When setting climate-related targets, consideration should be given to TCFD cross-industry metrics, as well as other regulatory drivers such as the proposed sustainability disclosure requirements (SDR) and International Sustainability Standards Board (ISSB) disclosures. Climate-related targets should include a description of calculation methodology, time frame, KPIs and assumptions used. If targets have not been set, the reason should be explained in TCFD reporting.
Asset managers need to develop product-level disclosures which, depending on data and reporting maturity, can be a significant body of work and may require significant investment to embed. Asset owners will be requesting such data and consolidating it, and the clock is ticking towards the first phase of compliance next year. Issues in data quality or reporting across the investment chain, ultimately affects the asset owners’ disclosures - underlining the importance of establishing a robust control and reporting framework, that can adapt to change and remain transparent. Certain metrics such as financed emissions for investment managers (within Scope 3 category 15) rely on the quality of disclosure of greenhouse gas emissions by investee companies. Thus, demanding higher quality data from investee companies enables investment managers to pass on the benefits of this enhanced information to their clients (asset owners) and beneficiaries (capital providers).

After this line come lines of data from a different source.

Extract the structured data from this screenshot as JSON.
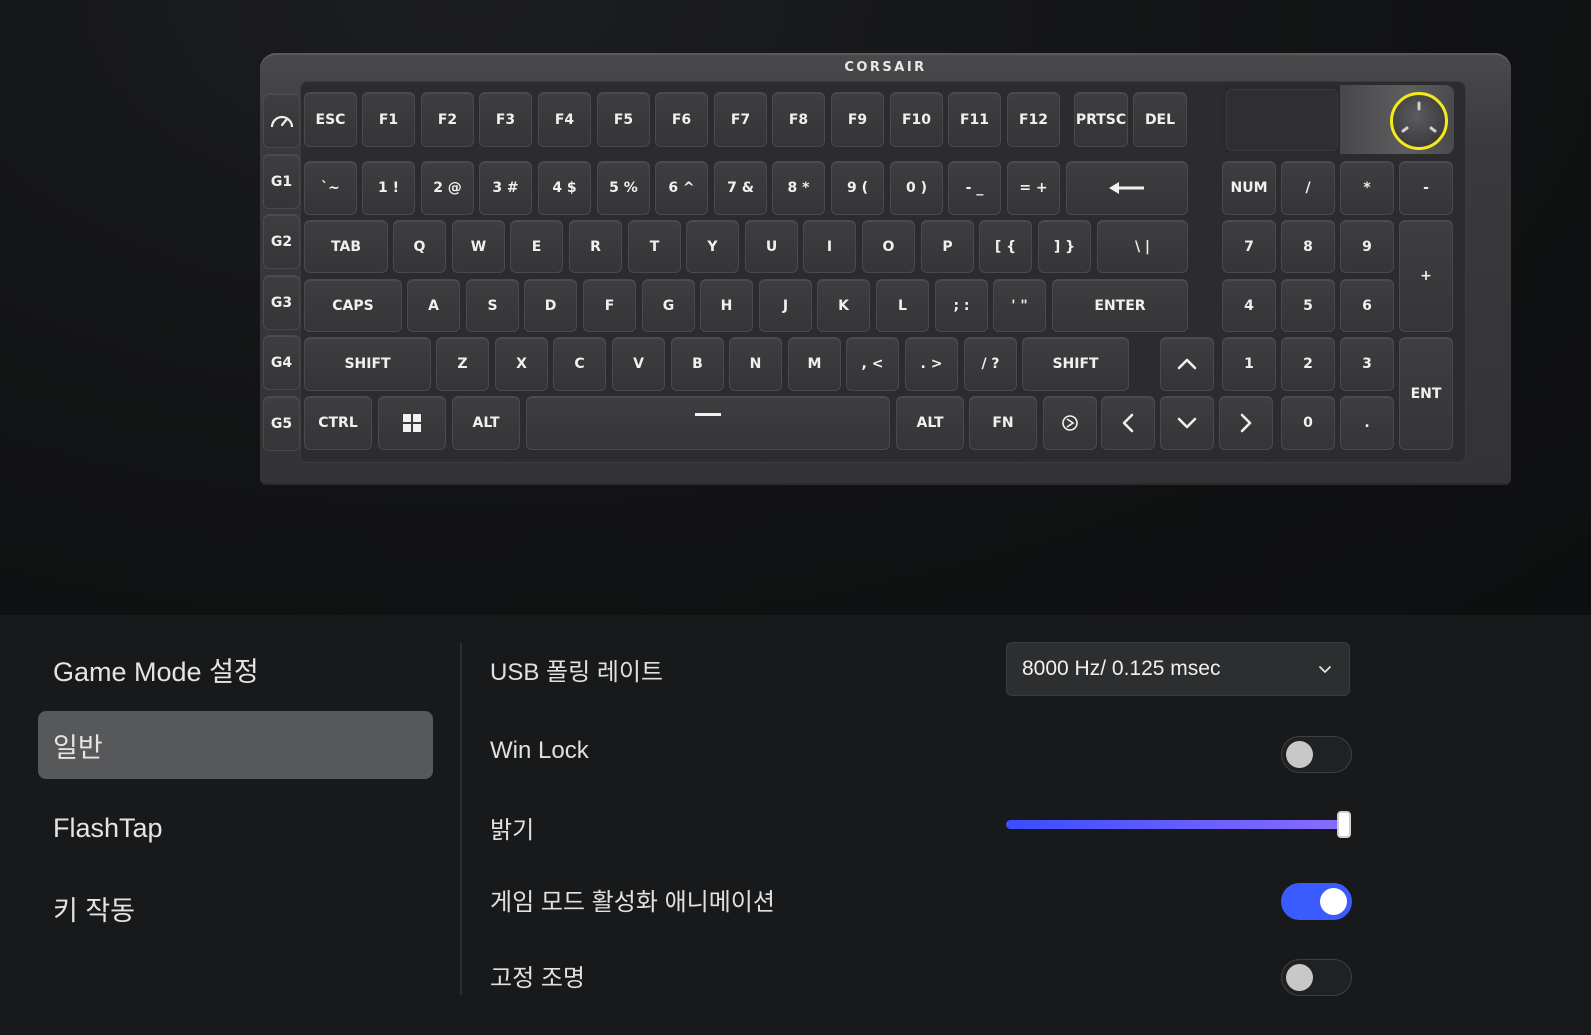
{
  "keyboard": {
    "brand": "CORSAIR",
    "macro_keys": [
      "G1",
      "G2",
      "G3",
      "G4",
      "G5"
    ],
    "row_function": [
      "ESC",
      "F1",
      "F2",
      "F3",
      "F4",
      "F5",
      "F6",
      "F7",
      "F8",
      "F9",
      "F10",
      "F11",
      "F12",
      "PRTSC",
      "DEL"
    ],
    "row_number": [
      "`~",
      "1 !",
      "2 @",
      "3 #",
      "4 $",
      "5 %",
      "6 ^",
      "7 &",
      "8 *",
      "9 (",
      "0 )",
      "- _",
      "= +"
    ],
    "row_tab": [
      "TAB",
      "Q",
      "W",
      "E",
      "R",
      "T",
      "Y",
      "U",
      "I",
      "O",
      "P",
      "[ {",
      "] }",
      "\\ |"
    ],
    "row_caps": [
      "CAPS",
      "A",
      "S",
      "D",
      "F",
      "G",
      "H",
      "J",
      "K",
      "L",
      "; :",
      "' \"",
      "ENTER"
    ],
    "row_shift": [
      "SHIFT",
      "Z",
      "X",
      "C",
      "V",
      "B",
      "N",
      "M",
      ", <",
      ". >",
      "/ ?",
      "SHIFT"
    ],
    "row_bottom": [
      "CTRL",
      "ALT",
      "ALT",
      "FN"
    ],
    "numpad": {
      "top": [
        "NUM",
        "/",
        "*",
        "-"
      ],
      "row1": [
        "7",
        "8",
        "9"
      ],
      "row2": [
        "4",
        "5",
        "6"
      ],
      "row3": [
        "1",
        "2",
        "3"
      ],
      "row4": [
        "0",
        "."
      ],
      "plus": "+",
      "enter": "ENT"
    },
    "knob_highlight_color": "#f3ea1b"
  },
  "sidebar": {
    "title": "Game Mode 설정",
    "items": [
      {
        "label": "일반",
        "active": true
      },
      {
        "label": "FlashTap",
        "active": false
      },
      {
        "label": "키 작동",
        "active": false
      }
    ]
  },
  "settings": {
    "usb_polling": {
      "label": "USB 폴링 레이트",
      "value": "8000 Hz/ 0.125 msec"
    },
    "win_lock": {
      "label": "Win Lock",
      "enabled": false
    },
    "brightness": {
      "label": "밝기",
      "value": 1.0
    },
    "game_mode_animation": {
      "label": "게임 모드 활성화 애니메이션",
      "enabled": true
    },
    "static_lighting": {
      "label": "고정 조명",
      "enabled": false
    }
  },
  "colors": {
    "accent": "#3a5cff",
    "slider_start": "#3a4dff",
    "slider_end": "#8a6cff"
  }
}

By improving data maturity and internal controls around reporting, organisations become better placed to get their data ‘assurance ready’, providing a greater level of comfort to investors on the credibility of their data and reporting.
Steve is the Head of ESG Assurance in our Audit and Assurance practice for our UK and North and South Europe partnership. Steve is a chartered accountant and has extensive experience in audit, internal audit and regulatory implementation programs. He has worked with a wide range of companies across all major industries, having developed a thorough technical understanding of products and control practices for non-financial risk management. Steve has significant experience in partnering engagements for the provision of ISAE 3000 / 3410 independent assurance over sustainability information and in relation to the sufficiency of design and operating effectiveness of processes and controls to report on non-financial information.

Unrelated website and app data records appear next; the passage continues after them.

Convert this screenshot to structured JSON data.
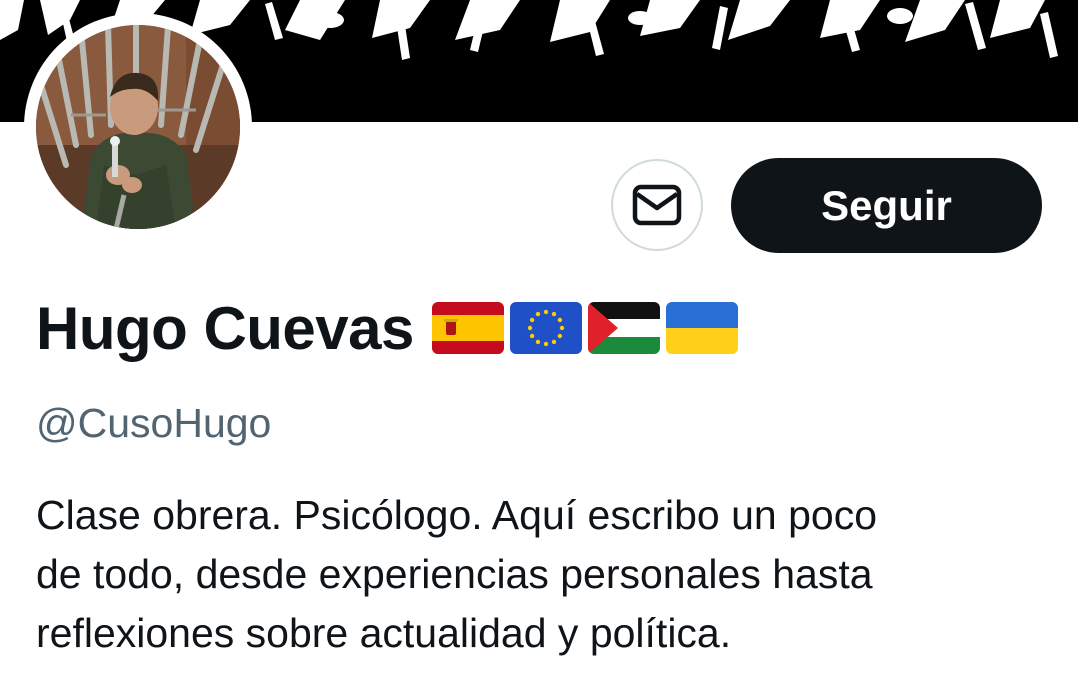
{
  "profile": {
    "display_name": "Hugo Cuevas",
    "handle": "@CusoHugo",
    "flags": [
      "spain-flag",
      "eu-flag",
      "palestine-flag",
      "ukraine-flag"
    ],
    "bio_lines": [
      "Clase obrera. Psicólogo. Aquí escribo un poco",
      "de todo, desde experiencias personales hasta",
      "reflexiones sobre actualidad y política."
    ]
  },
  "actions": {
    "message_icon": "envelope-icon",
    "follow_label": "Seguir"
  },
  "colors": {
    "text_primary": "#0f1419",
    "text_secondary": "#536471",
    "border": "#cfd9de",
    "follow_bg": "#0f1419",
    "follow_text": "#ffffff"
  }
}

Morgan is a director in our ESG Audit and Assurance Group. He has directed multiple ISAE 3000 assurance engagements for a variety of listed companies and has provided climate change risk subject matter expertise for FTSE 100 audits and recent IPOs. Morgan has extensive knowledge of ESG, climate risk, TCFD, green bonds and greenhouse gas measurement. He has overseen hundreds of assurance engagements of sustainability data and is a technical expert in sustainability reporting and green finance.
Christopher is a senior manager in our sustainability Audit and Assurance practice and a sustainability specialist with more than 10 years' experience in Environmental, Social and Governance (ESG) strategy development, ESG Due Diligence and Environmental and Social Impact Assessment (ESIA). He has experience of auditing, assessing and assuring against international sustainability standards including the IFC Performance Standards, Equator Principles, SASB, TCFD etc.) as well as national and international regulations. Chris has extensive experience of leading sustainability engagements across many industry sectors, including financial services, waste, oil and gas, mining, rail, pharmaceutical, aerospace and higher education.

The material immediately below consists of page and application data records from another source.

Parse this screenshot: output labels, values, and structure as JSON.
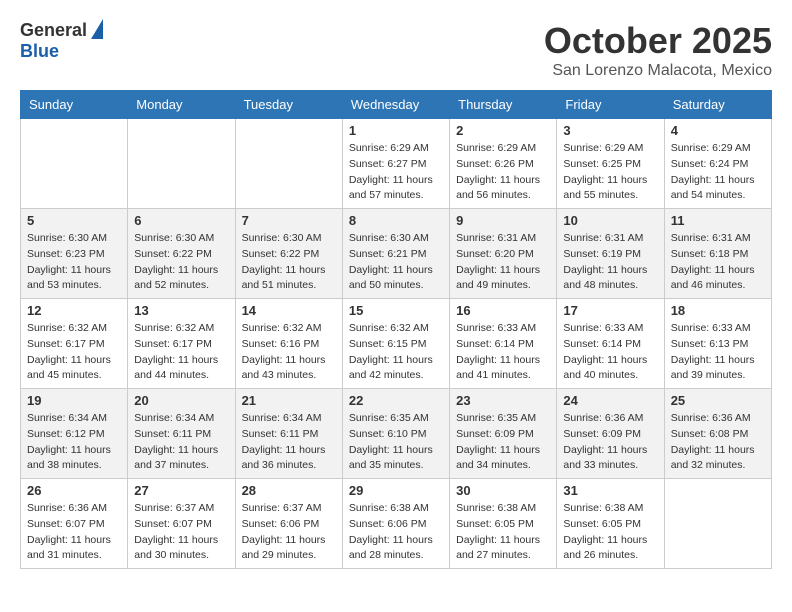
{
  "logo": {
    "general": "General",
    "blue": "Blue"
  },
  "header": {
    "month": "October 2025",
    "location": "San Lorenzo Malacota, Mexico"
  },
  "weekdays": [
    "Sunday",
    "Monday",
    "Tuesday",
    "Wednesday",
    "Thursday",
    "Friday",
    "Saturday"
  ],
  "weeks": [
    [
      {
        "day": "",
        "info": ""
      },
      {
        "day": "",
        "info": ""
      },
      {
        "day": "",
        "info": ""
      },
      {
        "day": "1",
        "sunrise": "6:29 AM",
        "sunset": "6:27 PM",
        "daylight": "11 hours and 57 minutes."
      },
      {
        "day": "2",
        "sunrise": "6:29 AM",
        "sunset": "6:26 PM",
        "daylight": "11 hours and 56 minutes."
      },
      {
        "day": "3",
        "sunrise": "6:29 AM",
        "sunset": "6:25 PM",
        "daylight": "11 hours and 55 minutes."
      },
      {
        "day": "4",
        "sunrise": "6:29 AM",
        "sunset": "6:24 PM",
        "daylight": "11 hours and 54 minutes."
      }
    ],
    [
      {
        "day": "5",
        "sunrise": "6:30 AM",
        "sunset": "6:23 PM",
        "daylight": "11 hours and 53 minutes."
      },
      {
        "day": "6",
        "sunrise": "6:30 AM",
        "sunset": "6:22 PM",
        "daylight": "11 hours and 52 minutes."
      },
      {
        "day": "7",
        "sunrise": "6:30 AM",
        "sunset": "6:22 PM",
        "daylight": "11 hours and 51 minutes."
      },
      {
        "day": "8",
        "sunrise": "6:30 AM",
        "sunset": "6:21 PM",
        "daylight": "11 hours and 50 minutes."
      },
      {
        "day": "9",
        "sunrise": "6:31 AM",
        "sunset": "6:20 PM",
        "daylight": "11 hours and 49 minutes."
      },
      {
        "day": "10",
        "sunrise": "6:31 AM",
        "sunset": "6:19 PM",
        "daylight": "11 hours and 48 minutes."
      },
      {
        "day": "11",
        "sunrise": "6:31 AM",
        "sunset": "6:18 PM",
        "daylight": "11 hours and 46 minutes."
      }
    ],
    [
      {
        "day": "12",
        "sunrise": "6:32 AM",
        "sunset": "6:17 PM",
        "daylight": "11 hours and 45 minutes."
      },
      {
        "day": "13",
        "sunrise": "6:32 AM",
        "sunset": "6:17 PM",
        "daylight": "11 hours and 44 minutes."
      },
      {
        "day": "14",
        "sunrise": "6:32 AM",
        "sunset": "6:16 PM",
        "daylight": "11 hours and 43 minutes."
      },
      {
        "day": "15",
        "sunrise": "6:32 AM",
        "sunset": "6:15 PM",
        "daylight": "11 hours and 42 minutes."
      },
      {
        "day": "16",
        "sunrise": "6:33 AM",
        "sunset": "6:14 PM",
        "daylight": "11 hours and 41 minutes."
      },
      {
        "day": "17",
        "sunrise": "6:33 AM",
        "sunset": "6:14 PM",
        "daylight": "11 hours and 40 minutes."
      },
      {
        "day": "18",
        "sunrise": "6:33 AM",
        "sunset": "6:13 PM",
        "daylight": "11 hours and 39 minutes."
      }
    ],
    [
      {
        "day": "19",
        "sunrise": "6:34 AM",
        "sunset": "6:12 PM",
        "daylight": "11 hours and 38 minutes."
      },
      {
        "day": "20",
        "sunrise": "6:34 AM",
        "sunset": "6:11 PM",
        "daylight": "11 hours and 37 minutes."
      },
      {
        "day": "21",
        "sunrise": "6:34 AM",
        "sunset": "6:11 PM",
        "daylight": "11 hours and 36 minutes."
      },
      {
        "day": "22",
        "sunrise": "6:35 AM",
        "sunset": "6:10 PM",
        "daylight": "11 hours and 35 minutes."
      },
      {
        "day": "23",
        "sunrise": "6:35 AM",
        "sunset": "6:09 PM",
        "daylight": "11 hours and 34 minutes."
      },
      {
        "day": "24",
        "sunrise": "6:36 AM",
        "sunset": "6:09 PM",
        "daylight": "11 hours and 33 minutes."
      },
      {
        "day": "25",
        "sunrise": "6:36 AM",
        "sunset": "6:08 PM",
        "daylight": "11 hours and 32 minutes."
      }
    ],
    [
      {
        "day": "26",
        "sunrise": "6:36 AM",
        "sunset": "6:07 PM",
        "daylight": "11 hours and 31 minutes."
      },
      {
        "day": "27",
        "sunrise": "6:37 AM",
        "sunset": "6:07 PM",
        "daylight": "11 hours and 30 minutes."
      },
      {
        "day": "28",
        "sunrise": "6:37 AM",
        "sunset": "6:06 PM",
        "daylight": "11 hours and 29 minutes."
      },
      {
        "day": "29",
        "sunrise": "6:38 AM",
        "sunset": "6:06 PM",
        "daylight": "11 hours and 28 minutes."
      },
      {
        "day": "30",
        "sunrise": "6:38 AM",
        "sunset": "6:05 PM",
        "daylight": "11 hours and 27 minutes."
      },
      {
        "day": "31",
        "sunrise": "6:38 AM",
        "sunset": "6:05 PM",
        "daylight": "11 hours and 26 minutes."
      },
      {
        "day": "",
        "info": ""
      }
    ]
  ],
  "labels": {
    "sunrise": "Sunrise:",
    "sunset": "Sunset:",
    "daylight": "Daylight:"
  }
}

Mary Moyalan is an assistant manager within ESG Assurance at Deloitte London. She has a background in accounting and has experience in various regulatory assurance projects with financial services clients. She is also a qualified member of the Association of Chartered Certified Accountants (ACCA U.K) and a qualified management accountant (CMA U.S).